While these lures are deadly around shallow cover, Evers also said that they can be exceptional for pulling bass out of deep, clear water, especially smallmouth bass and spotted bass. He’ll use a rattling version to call them up out of the depths, but if the fish are curious but won’t commit, he’ll switch to a silent version. That’s one reason he likes the 4 3/4“ Megabass Dog-X Diamante, because the same ultra-realistic profile comes in both styles. He also likes it because he can throw the ¾ ounce lure a country mile. Of course, there are plenty of walking baits that feature similar heft, but what makes this one special, Zaldain added, is that “it stays real high in the water column, which is critical when you’re dealing with a chop in clear water.”

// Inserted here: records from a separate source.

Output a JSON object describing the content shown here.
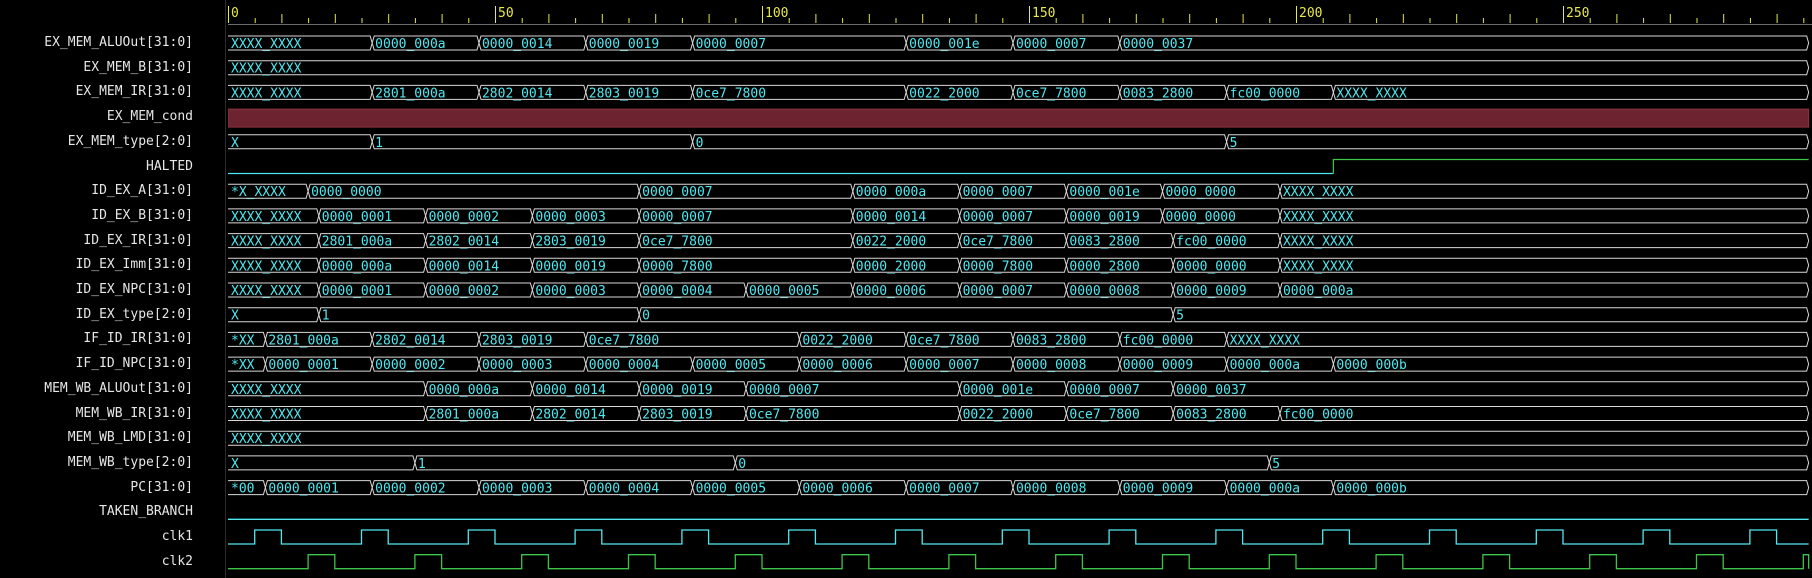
{
  "colors": {
    "background": "#000000",
    "signal_name": "#e6e6e6",
    "bus_value_text": "#4fe8f0",
    "bus_outline": "#d8d8d8",
    "ruler": "#e8e84a",
    "cond_fill": "#6e2330",
    "halted_low": "#4fe8f0",
    "halted_high": "#3ec34a",
    "clk1": "#4fe8f0",
    "clk2": "#3ec34a"
  },
  "ruler": {
    "max": 296,
    "labels": [
      "0",
      "50",
      "100",
      "150",
      "200",
      "250"
    ],
    "label_values": [
      0,
      50,
      100,
      150,
      200,
      250
    ]
  },
  "signals": [
    {
      "name": "EX_MEM_ALUOut[31:0]",
      "kind": "bus",
      "segments": [
        [
          0,
          "XXXX_XXXX"
        ],
        [
          27,
          "0000_000a"
        ],
        [
          47,
          "0000_0014"
        ],
        [
          67,
          "0000_0019"
        ],
        [
          87,
          "0000_0007"
        ],
        [
          127,
          "0000_001e"
        ],
        [
          147,
          "0000_0007"
        ],
        [
          167,
          "0000_0037"
        ]
      ]
    },
    {
      "name": "EX_MEM_B[31:0]",
      "kind": "bus",
      "segments": [
        [
          0,
          "XXXX_XXXX"
        ]
      ]
    },
    {
      "name": "EX_MEM_IR[31:0]",
      "kind": "bus",
      "segments": [
        [
          0,
          "XXXX_XXXX"
        ],
        [
          27,
          "2801_000a"
        ],
        [
          47,
          "2802_0014"
        ],
        [
          67,
          "2803_0019"
        ],
        [
          87,
          "0ce7_7800"
        ],
        [
          127,
          "0022_2000"
        ],
        [
          147,
          "0ce7_7800"
        ],
        [
          167,
          "0083_2800"
        ],
        [
          187,
          "fc00_0000"
        ],
        [
          207,
          "XXXX_XXXX"
        ]
      ]
    },
    {
      "name": "EX_MEM_cond",
      "kind": "x"
    },
    {
      "name": "EX_MEM_type[2:0]",
      "kind": "bus",
      "segments": [
        [
          0,
          "X"
        ],
        [
          27,
          "1"
        ],
        [
          87,
          "0"
        ],
        [
          187,
          "5"
        ]
      ]
    },
    {
      "name": "HALTED",
      "kind": "bit",
      "low_until": 207
    },
    {
      "name": "ID_EX_A[31:0]",
      "kind": "bus",
      "segments": [
        [
          0,
          "*X_XXXX"
        ],
        [
          15,
          "0000_0000"
        ],
        [
          77,
          "0000_0007"
        ],
        [
          117,
          "0000_000a"
        ],
        [
          137,
          "0000_0007"
        ],
        [
          157,
          "0000_001e"
        ],
        [
          175,
          "0000_0000"
        ],
        [
          197,
          "XXXX_XXXX"
        ]
      ]
    },
    {
      "name": "ID_EX_B[31:0]",
      "kind": "bus",
      "segments": [
        [
          0,
          "XXXX_XXXX"
        ],
        [
          17,
          "0000_0001"
        ],
        [
          37,
          "0000_0002"
        ],
        [
          57,
          "0000_0003"
        ],
        [
          77,
          "0000_0007"
        ],
        [
          117,
          "0000_0014"
        ],
        [
          137,
          "0000_0007"
        ],
        [
          157,
          "0000_0019"
        ],
        [
          175,
          "0000_0000"
        ],
        [
          197,
          "XXXX_XXXX"
        ]
      ]
    },
    {
      "name": "ID_EX_IR[31:0]",
      "kind": "bus",
      "segments": [
        [
          0,
          "XXXX_XXXX"
        ],
        [
          17,
          "2801_000a"
        ],
        [
          37,
          "2802_0014"
        ],
        [
          57,
          "2803_0019"
        ],
        [
          77,
          "0ce7_7800"
        ],
        [
          117,
          "0022_2000"
        ],
        [
          137,
          "0ce7_7800"
        ],
        [
          157,
          "0083_2800"
        ],
        [
          177,
          "fc00_0000"
        ],
        [
          197,
          "XXXX_XXXX"
        ]
      ]
    },
    {
      "name": "ID_EX_Imm[31:0]",
      "kind": "bus",
      "segments": [
        [
          0,
          "XXXX_XXXX"
        ],
        [
          17,
          "0000_000a"
        ],
        [
          37,
          "0000_0014"
        ],
        [
          57,
          "0000_0019"
        ],
        [
          77,
          "0000_7800"
        ],
        [
          117,
          "0000_2000"
        ],
        [
          137,
          "0000_7800"
        ],
        [
          157,
          "0000_2800"
        ],
        [
          177,
          "0000_0000"
        ],
        [
          197,
          "XXXX_XXXX"
        ]
      ]
    },
    {
      "name": "ID_EX_NPC[31:0]",
      "kind": "bus",
      "segments": [
        [
          0,
          "XXXX_XXXX"
        ],
        [
          17,
          "0000_0001"
        ],
        [
          37,
          "0000_0002"
        ],
        [
          57,
          "0000_0003"
        ],
        [
          77,
          "0000_0004"
        ],
        [
          97,
          "0000_0005"
        ],
        [
          117,
          "0000_0006"
        ],
        [
          137,
          "0000_0007"
        ],
        [
          157,
          "0000_0008"
        ],
        [
          177,
          "0000_0009"
        ],
        [
          197,
          "0000_000a"
        ]
      ]
    },
    {
      "name": "ID_EX_type[2:0]",
      "kind": "bus",
      "segments": [
        [
          0,
          "X"
        ],
        [
          17,
          "1"
        ],
        [
          77,
          "0"
        ],
        [
          177,
          "5"
        ]
      ]
    },
    {
      "name": "IF_ID_IR[31:0]",
      "kind": "bus",
      "segments": [
        [
          0,
          "*XX"
        ],
        [
          7,
          "2801_000a"
        ],
        [
          27,
          "2802_0014"
        ],
        [
          47,
          "2803_0019"
        ],
        [
          67,
          "0ce7_7800"
        ],
        [
          107,
          "0022_2000"
        ],
        [
          127,
          "0ce7_7800"
        ],
        [
          147,
          "0083_2800"
        ],
        [
          167,
          "fc00_0000"
        ],
        [
          187,
          "XXXX_XXXX"
        ]
      ]
    },
    {
      "name": "IF_ID_NPC[31:0]",
      "kind": "bus",
      "segments": [
        [
          0,
          "*XX"
        ],
        [
          7,
          "0000_0001"
        ],
        [
          27,
          "0000_0002"
        ],
        [
          47,
          "0000_0003"
        ],
        [
          67,
          "0000_0004"
        ],
        [
          87,
          "0000_0005"
        ],
        [
          107,
          "0000_0006"
        ],
        [
          127,
          "0000_0007"
        ],
        [
          147,
          "0000_0008"
        ],
        [
          167,
          "0000_0009"
        ],
        [
          187,
          "0000_000a"
        ],
        [
          207,
          "0000_000b"
        ]
      ]
    },
    {
      "name": "MEM_WB_ALUOut[31:0]",
      "kind": "bus",
      "segments": [
        [
          0,
          "XXXX_XXXX"
        ],
        [
          37,
          "0000_000a"
        ],
        [
          57,
          "0000_0014"
        ],
        [
          77,
          "0000_0019"
        ],
        [
          97,
          "0000_0007"
        ],
        [
          137,
          "0000_001e"
        ],
        [
          157,
          "0000_0007"
        ],
        [
          177,
          "0000_0037"
        ]
      ]
    },
    {
      "name": "MEM_WB_IR[31:0]",
      "kind": "bus",
      "segments": [
        [
          0,
          "XXXX_XXXX"
        ],
        [
          37,
          "2801_000a"
        ],
        [
          57,
          "2802_0014"
        ],
        [
          77,
          "2803_0019"
        ],
        [
          97,
          "0ce7_7800"
        ],
        [
          137,
          "0022_2000"
        ],
        [
          157,
          "0ce7_7800"
        ],
        [
          177,
          "0083_2800"
        ],
        [
          197,
          "fc00_0000"
        ]
      ]
    },
    {
      "name": "MEM_WB_LMD[31:0]",
      "kind": "bus",
      "segments": [
        [
          0,
          "XXXX_XXXX"
        ]
      ]
    },
    {
      "name": "MEM_WB_type[2:0]",
      "kind": "bus",
      "segments": [
        [
          0,
          "X"
        ],
        [
          35,
          "1"
        ],
        [
          95,
          "0"
        ],
        [
          195,
          "5"
        ]
      ]
    },
    {
      "name": "PC[31:0]",
      "kind": "bus",
      "segments": [
        [
          0,
          "*00"
        ],
        [
          7,
          "0000_0001"
        ],
        [
          27,
          "0000_0002"
        ],
        [
          47,
          "0000_0003"
        ],
        [
          67,
          "0000_0004"
        ],
        [
          87,
          "0000_0005"
        ],
        [
          107,
          "0000_0006"
        ],
        [
          127,
          "0000_0007"
        ],
        [
          147,
          "0000_0008"
        ],
        [
          167,
          "0000_0009"
        ],
        [
          187,
          "0000_000a"
        ],
        [
          207,
          "0000_000b"
        ]
      ]
    },
    {
      "name": "TAKEN_BRANCH",
      "kind": "bit",
      "low_until": 296
    },
    {
      "name": "clk1",
      "kind": "clock",
      "first_rise": 5,
      "high": 5,
      "period": 20
    },
    {
      "name": "clk2",
      "kind": "clock",
      "first_rise": 15,
      "high": 5,
      "period": 20
    }
  ]
}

Zaldain also likes the Diamante because it has a “very, very long stride, almost a full foot.” There are times when he wants the tighter stride of a more subtle dog walker, and then he’ll tie on something different, but when it’s time to draw fish from a distance, he wants a big profile and a wide gait.
Of course, one occupational hazard of fishing topwaters with a wide sashay is missed strikes. That’s another reason that both Zaldain and Evers like a model with three trebles when that’s possible. “Your hook up ratio will be a lot better,” Zaldain said. “Those number five trebles do not foul up and if a fish even looks at it funny he’s going to get hooked up, just the way the lure comes out of the package.” Of course, sometimes the fish miss the lure altogether. When they’re chasing but won’t take it in their mouths, that tells an angler that something is slightly off. For Evers, the first step to rectify that problem might be to switch from the rattling version to the silent one, or vice versa. If that doesn’t work, he’ll switch up his colors. In very clear water he’ll usually start with a translucent color like HT Kossori Shad or something natural like Megabass Sexy Shad, and when the water’s a bit more stained he’ll turn to something opaque, most often Bahama Milk Pearl. However, he noted that the bass can be surprisingly fickle about the paint job they’ll eat, so it pays to experiment, especially when curious fish won’t seal the deal.
Zaldain agreed that a high level of detail can mean the difference between tournament wins and fish that merely look or swipe halfheartedly at a lure. A dirty water largemouth sitting behind a stump might merely react to the sound and presence of the lure, and a clear water smallmouth with a head of steam might do the same, but it’s more common for a fish to examine the lure, or rocket at it and turn away if an angler has not properly dialed in the applicable profile, action and color scheme. The advantage of having both a rattling and a silent version is that if the fish become conditioned to one, the other can be used as a pinch hitter to re-energize the bite.
Evers throws the Dog-X Diamante on a 7’ medium action baitcasting rod paired with a high speed reel spooled with 40 pound braided line. That allows him to maximize his casting distance and the lack of line stretch means that he can work the bait more easily. Zaldain, on the other hand, typically uses 20 pound monofilament, which absorbs the shock of a brutal strike and allows the lure maximum range of motion as it sashays across the surface. He fishes it on his favorite topwater rod, a Megabass Destroyer USA Oneten Special, a 6’11” stick with a moderate action that also has a short butt section, which allows him to make long bomb casts when covering massive amounts of water is critical, but also allows him to work it properly at short range.
“It’s not just a great search bait,” Evers concluded. “It’s something I have tied on all the time, because I know it’ll pull in big fish.”